[Dataset records Boundary: Start]
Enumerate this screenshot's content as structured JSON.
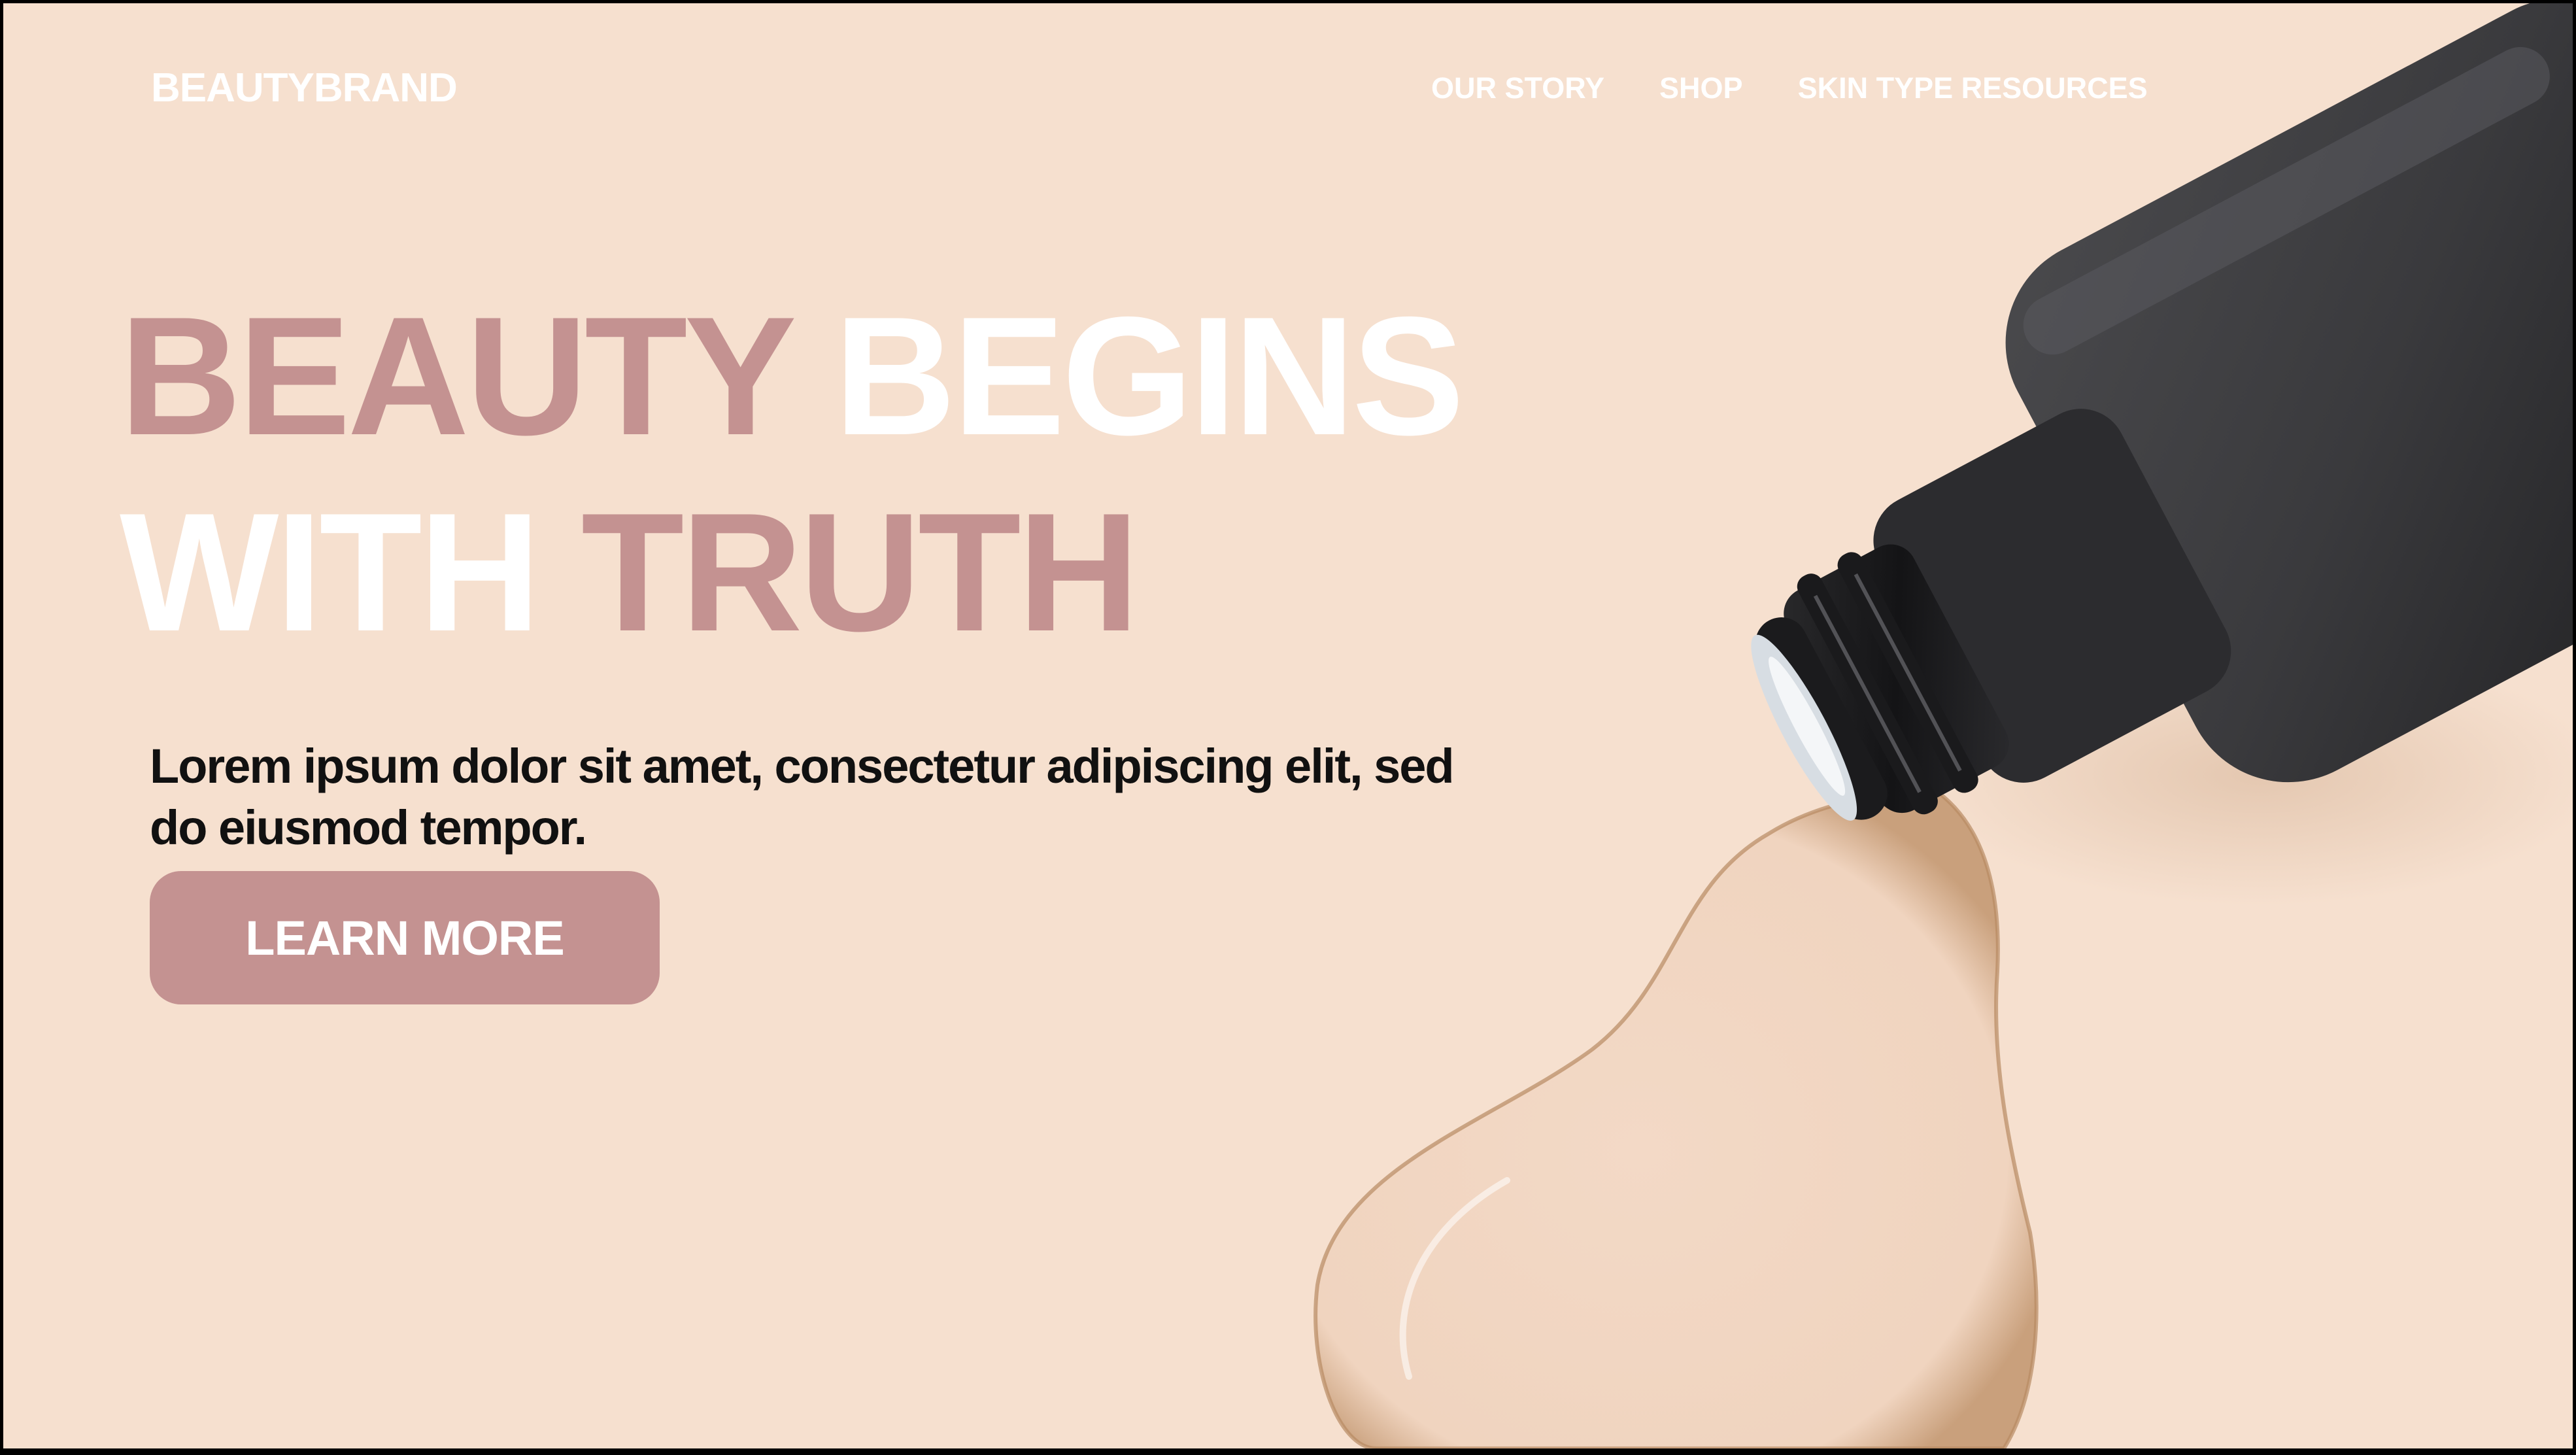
{
  "brand": {
    "name": "BEAUTYBRAND"
  },
  "nav": {
    "items": [
      {
        "label": "OUR STORY"
      },
      {
        "label": "SHOP"
      },
      {
        "label": "SKIN TYPE RESOURCES"
      }
    ]
  },
  "hero": {
    "headline_line1_part1": "BEAUTY",
    "headline_line1_part2": "BEGINS",
    "headline_line2_part1": "WITH",
    "headline_line2_part2": "TRUTH",
    "subtext": "Lorem ipsum dolor sit amet, consectetur adipiscing elit, sed do eiusmod tempor.",
    "cta_label": "LEARN MORE"
  },
  "colors": {
    "background": "#f6e0cf",
    "accent": "#c49291",
    "white": "#ffffff",
    "text": "#111111",
    "bottle": "#2f2f31"
  },
  "icons": {
    "product_image": "foundation-bottle-spill"
  }
}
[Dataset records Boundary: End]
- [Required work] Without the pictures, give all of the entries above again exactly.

- [Reply]
Enumerate this screenshot's content as structured JSON.
{
  "brand": {
    "name": "BEAUTYBRAND"
  },
  "nav": {
    "items": [
      {
        "label": "OUR STORY"
      },
      {
        "label": "SHOP"
      },
      {
        "label": "SKIN TYPE RESOURCES"
      }
    ]
  },
  "hero": {
    "headline_line1_part1": "BEAUTY",
    "headline_line1_part2": "BEGINS",
    "headline_line2_part1": "WITH",
    "headline_line2_part2": "TRUTH",
    "subtext": "Lorem ipsum dolor sit amet, consectetur adipiscing elit, sed do eiusmod tempor.",
    "cta_label": "LEARN MORE"
  },
  "colors": {
    "background": "#f6e0cf",
    "accent": "#c49291",
    "white": "#ffffff",
    "text": "#111111",
    "bottle": "#2f2f31"
  },
  "icons": {
    "product_image": "foundation-bottle-spill"
  }
}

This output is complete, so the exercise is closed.